- _Task to complete_: When you respond, restate each record exactly as it is given.

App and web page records

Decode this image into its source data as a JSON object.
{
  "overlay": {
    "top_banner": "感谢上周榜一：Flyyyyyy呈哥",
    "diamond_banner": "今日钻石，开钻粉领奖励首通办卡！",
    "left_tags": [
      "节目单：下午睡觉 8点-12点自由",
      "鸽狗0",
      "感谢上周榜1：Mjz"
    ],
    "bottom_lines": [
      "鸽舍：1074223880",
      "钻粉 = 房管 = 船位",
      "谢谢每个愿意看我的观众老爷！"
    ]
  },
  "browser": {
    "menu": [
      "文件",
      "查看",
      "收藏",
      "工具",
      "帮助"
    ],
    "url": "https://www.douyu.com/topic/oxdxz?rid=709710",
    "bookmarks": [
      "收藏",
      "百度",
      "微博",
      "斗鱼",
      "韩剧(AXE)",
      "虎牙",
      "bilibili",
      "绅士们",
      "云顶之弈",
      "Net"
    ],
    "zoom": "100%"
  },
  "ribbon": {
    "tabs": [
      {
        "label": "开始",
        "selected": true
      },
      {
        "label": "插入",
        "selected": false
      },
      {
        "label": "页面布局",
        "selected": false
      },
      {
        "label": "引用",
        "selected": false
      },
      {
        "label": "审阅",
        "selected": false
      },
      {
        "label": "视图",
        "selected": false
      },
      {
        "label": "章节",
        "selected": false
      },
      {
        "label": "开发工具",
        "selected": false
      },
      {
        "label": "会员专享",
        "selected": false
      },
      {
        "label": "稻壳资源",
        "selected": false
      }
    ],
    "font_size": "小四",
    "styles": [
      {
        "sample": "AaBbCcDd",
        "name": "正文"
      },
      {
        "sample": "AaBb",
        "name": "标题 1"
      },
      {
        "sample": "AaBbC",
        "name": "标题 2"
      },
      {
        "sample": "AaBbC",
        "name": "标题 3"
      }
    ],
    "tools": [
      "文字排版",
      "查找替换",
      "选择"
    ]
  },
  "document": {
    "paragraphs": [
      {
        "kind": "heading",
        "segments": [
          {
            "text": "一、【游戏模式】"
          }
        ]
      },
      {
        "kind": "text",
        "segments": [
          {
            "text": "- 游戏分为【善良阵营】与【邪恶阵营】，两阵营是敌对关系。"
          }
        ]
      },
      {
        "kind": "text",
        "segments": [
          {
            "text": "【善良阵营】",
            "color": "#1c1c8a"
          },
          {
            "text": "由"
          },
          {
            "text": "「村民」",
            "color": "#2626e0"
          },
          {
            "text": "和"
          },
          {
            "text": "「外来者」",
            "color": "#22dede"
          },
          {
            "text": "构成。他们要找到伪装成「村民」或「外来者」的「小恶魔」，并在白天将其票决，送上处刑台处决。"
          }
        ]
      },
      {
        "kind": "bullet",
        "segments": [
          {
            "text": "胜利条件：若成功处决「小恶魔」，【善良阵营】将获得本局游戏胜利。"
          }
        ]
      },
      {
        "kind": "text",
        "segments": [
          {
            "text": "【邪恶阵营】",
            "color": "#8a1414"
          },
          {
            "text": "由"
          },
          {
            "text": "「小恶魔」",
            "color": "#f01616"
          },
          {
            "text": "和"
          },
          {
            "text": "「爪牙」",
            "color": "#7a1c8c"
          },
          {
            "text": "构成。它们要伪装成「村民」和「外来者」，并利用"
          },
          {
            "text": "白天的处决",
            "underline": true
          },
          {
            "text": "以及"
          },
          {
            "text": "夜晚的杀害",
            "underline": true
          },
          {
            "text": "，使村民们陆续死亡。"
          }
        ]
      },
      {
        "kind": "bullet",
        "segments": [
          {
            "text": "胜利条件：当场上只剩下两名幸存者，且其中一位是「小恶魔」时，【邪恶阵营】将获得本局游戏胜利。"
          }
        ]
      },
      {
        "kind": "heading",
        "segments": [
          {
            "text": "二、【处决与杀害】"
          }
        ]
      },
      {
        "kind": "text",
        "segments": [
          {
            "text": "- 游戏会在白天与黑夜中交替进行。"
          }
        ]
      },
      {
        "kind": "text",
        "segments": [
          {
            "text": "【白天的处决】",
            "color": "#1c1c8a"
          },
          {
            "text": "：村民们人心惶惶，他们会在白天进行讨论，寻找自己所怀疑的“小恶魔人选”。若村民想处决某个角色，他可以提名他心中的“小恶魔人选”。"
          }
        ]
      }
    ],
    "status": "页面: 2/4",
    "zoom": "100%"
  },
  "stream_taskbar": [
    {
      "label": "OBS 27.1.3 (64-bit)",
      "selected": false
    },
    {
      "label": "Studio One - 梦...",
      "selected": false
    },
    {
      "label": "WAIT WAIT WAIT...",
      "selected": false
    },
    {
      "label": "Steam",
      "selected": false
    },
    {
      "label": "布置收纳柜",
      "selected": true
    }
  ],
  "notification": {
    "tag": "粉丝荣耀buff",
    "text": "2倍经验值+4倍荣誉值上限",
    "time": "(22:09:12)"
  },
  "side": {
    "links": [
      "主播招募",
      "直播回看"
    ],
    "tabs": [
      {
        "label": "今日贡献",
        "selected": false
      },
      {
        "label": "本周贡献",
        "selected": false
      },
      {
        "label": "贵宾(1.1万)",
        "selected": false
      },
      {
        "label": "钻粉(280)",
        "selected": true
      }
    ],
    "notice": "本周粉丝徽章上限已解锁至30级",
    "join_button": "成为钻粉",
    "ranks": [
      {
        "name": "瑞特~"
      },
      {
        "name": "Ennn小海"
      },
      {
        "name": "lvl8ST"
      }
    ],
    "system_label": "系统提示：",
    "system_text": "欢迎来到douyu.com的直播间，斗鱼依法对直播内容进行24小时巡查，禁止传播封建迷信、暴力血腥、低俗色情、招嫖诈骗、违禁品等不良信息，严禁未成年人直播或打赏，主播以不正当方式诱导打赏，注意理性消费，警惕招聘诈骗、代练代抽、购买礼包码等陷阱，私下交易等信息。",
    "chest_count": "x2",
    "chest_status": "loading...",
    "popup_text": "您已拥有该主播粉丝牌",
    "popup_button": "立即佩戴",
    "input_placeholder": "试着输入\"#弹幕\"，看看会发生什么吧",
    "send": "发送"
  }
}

- _Answer_:
Decode this image into its source data as a JSON object.
{
  "overlay": {
    "top_banner": "感谢上周榜一：Flyyyyyy呈哥",
    "diamond_banner": "今日钻石，开钻粉领奖励首通办卡！",
    "left_tags": [
      "节目单：下午睡觉 8点-12点自由",
      "鸽狗0",
      "感谢上周榜1：Mjz"
    ],
    "bottom_lines": [
      "鸽舍：1074223880",
      "钻粉 = 房管 = 船位",
      "谢谢每个愿意看我的观众老爷！"
    ]
  },
  "browser": {
    "menu": [
      "文件",
      "查看",
      "收藏",
      "工具",
      "帮助"
    ],
    "url": "https://www.douyu.com/topic/oxdxz?rid=709710",
    "bookmarks": [
      "收藏",
      "百度",
      "微博",
      "斗鱼",
      "韩剧(AXE)",
      "虎牙",
      "bilibili",
      "绅士们",
      "云顶之弈",
      "Net"
    ],
    "zoom": "100%"
  },
  "ribbon": {
    "tabs": [
      {
        "label": "开始",
        "selected": true
      },
      {
        "label": "插入",
        "selected": false
      },
      {
        "label": "页面布局",
        "selected": false
      },
      {
        "label": "引用",
        "selected": false
      },
      {
        "label": "审阅",
        "selected": false
      },
      {
        "label": "视图",
        "selected": false
      },
      {
        "label": "章节",
        "selected": false
      },
      {
        "label": "开发工具",
        "selected": false
      },
      {
        "label": "会员专享",
        "selected": false
      },
      {
        "label": "稻壳资源",
        "selected": false
      }
    ],
    "font_size": "小四",
    "styles": [
      {
        "sample": "AaBbCcDd",
        "name": "正文"
      },
      {
        "sample": "AaBb",
        "name": "标题 1"
      },
      {
        "sample": "AaBbC",
        "name": "标题 2"
      },
      {
        "sample": "AaBbC",
        "name": "标题 3"
      }
    ],
    "tools": [
      "文字排版",
      "查找替换",
      "选择"
    ]
  },
  "document": {
    "paragraphs": [
      {
        "kind": "heading",
        "segments": [
          {
            "text": "一、【游戏模式】"
          }
        ]
      },
      {
        "kind": "text",
        "segments": [
          {
            "text": "- 游戏分为【善良阵营】与【邪恶阵营】，两阵营是敌对关系。"
          }
        ]
      },
      {
        "kind": "text",
        "segments": [
          {
            "text": "【善良阵营】",
            "color": "#1c1c8a"
          },
          {
            "text": "由"
          },
          {
            "text": "「村民」",
            "color": "#2626e0"
          },
          {
            "text": "和"
          },
          {
            "text": "「外来者」",
            "color": "#22dede"
          },
          {
            "text": "构成。他们要找到伪装成「村民」或「外来者」的「小恶魔」，并在白天将其票决，送上处刑台处决。"
          }
        ]
      },
      {
        "kind": "bullet",
        "segments": [
          {
            "text": "胜利条件：若成功处决「小恶魔」，【善良阵营】将获得本局游戏胜利。"
          }
        ]
      },
      {
        "kind": "text",
        "segments": [
          {
            "text": "【邪恶阵营】",
            "color": "#8a1414"
          },
          {
            "text": "由"
          },
          {
            "text": "「小恶魔」",
            "color": "#f01616"
          },
          {
            "text": "和"
          },
          {
            "text": "「爪牙」",
            "color": "#7a1c8c"
          },
          {
            "text": "构成。它们要伪装成「村民」和「外来者」，并利用"
          },
          {
            "text": "白天的处决",
            "underline": true
          },
          {
            "text": "以及"
          },
          {
            "text": "夜晚的杀害",
            "underline": true
          },
          {
            "text": "，使村民们陆续死亡。"
          }
        ]
      },
      {
        "kind": "bullet",
        "segments": [
          {
            "text": "胜利条件：当场上只剩下两名幸存者，且其中一位是「小恶魔」时，【邪恶阵营】将获得本局游戏胜利。"
          }
        ]
      },
      {
        "kind": "heading",
        "segments": [
          {
            "text": "二、【处决与杀害】"
          }
        ]
      },
      {
        "kind": "text",
        "segments": [
          {
            "text": "- 游戏会在白天与黑夜中交替进行。"
          }
        ]
      },
      {
        "kind": "text",
        "segments": [
          {
            "text": "【白天的处决】",
            "color": "#1c1c8a"
          },
          {
            "text": "：村民们人心惶惶，他们会在白天进行讨论，寻找自己所怀疑的“小恶魔人选”。若村民想处决某个角色，他可以提名他心中的“小恶魔人选”。"
          }
        ]
      }
    ],
    "status": "页面: 2/4",
    "zoom": "100%"
  },
  "stream_taskbar": [
    {
      "label": "OBS 27.1.3 (64-bit)",
      "selected": false
    },
    {
      "label": "Studio One - 梦...",
      "selected": false
    },
    {
      "label": "WAIT WAIT WAIT...",
      "selected": false
    },
    {
      "label": "Steam",
      "selected": false
    },
    {
      "label": "布置收纳柜",
      "selected": true
    }
  ],
  "notification": {
    "tag": "粉丝荣耀buff",
    "text": "2倍经验值+4倍荣誉值上限",
    "time": "(22:09:12)"
  },
  "side": {
    "links": [
      "主播招募",
      "直播回看"
    ],
    "tabs": [
      {
        "label": "今日贡献",
        "selected": false
      },
      {
        "label": "本周贡献",
        "selected": false
      },
      {
        "label": "贵宾(1.1万)",
        "selected": false
      },
      {
        "label": "钻粉(280)",
        "selected": true
      }
    ],
    "notice": "本周粉丝徽章上限已解锁至30级",
    "join_button": "成为钻粉",
    "ranks": [
      {
        "name": "瑞特~"
      },
      {
        "name": "Ennn小海"
      },
      {
        "name": "lvl8ST"
      }
    ],
    "system_label": "系统提示：",
    "system_text": "欢迎来到douyu.com的直播间，斗鱼依法对直播内容进行24小时巡查，禁止传播封建迷信、暴力血腥、低俗色情、招嫖诈骗、违禁品等不良信息，严禁未成年人直播或打赏，主播以不正当方式诱导打赏，注意理性消费，警惕招聘诈骗、代练代抽、购买礼包码等陷阱，私下交易等信息。",
    "chest_count": "x2",
    "chest_status": "loading...",
    "popup_text": "您已拥有该主播粉丝牌",
    "popup_button": "立即佩戴",
    "input_placeholder": "试着输入\"#弹幕\"，看看会发生什么吧",
    "send": "发送"
  }
}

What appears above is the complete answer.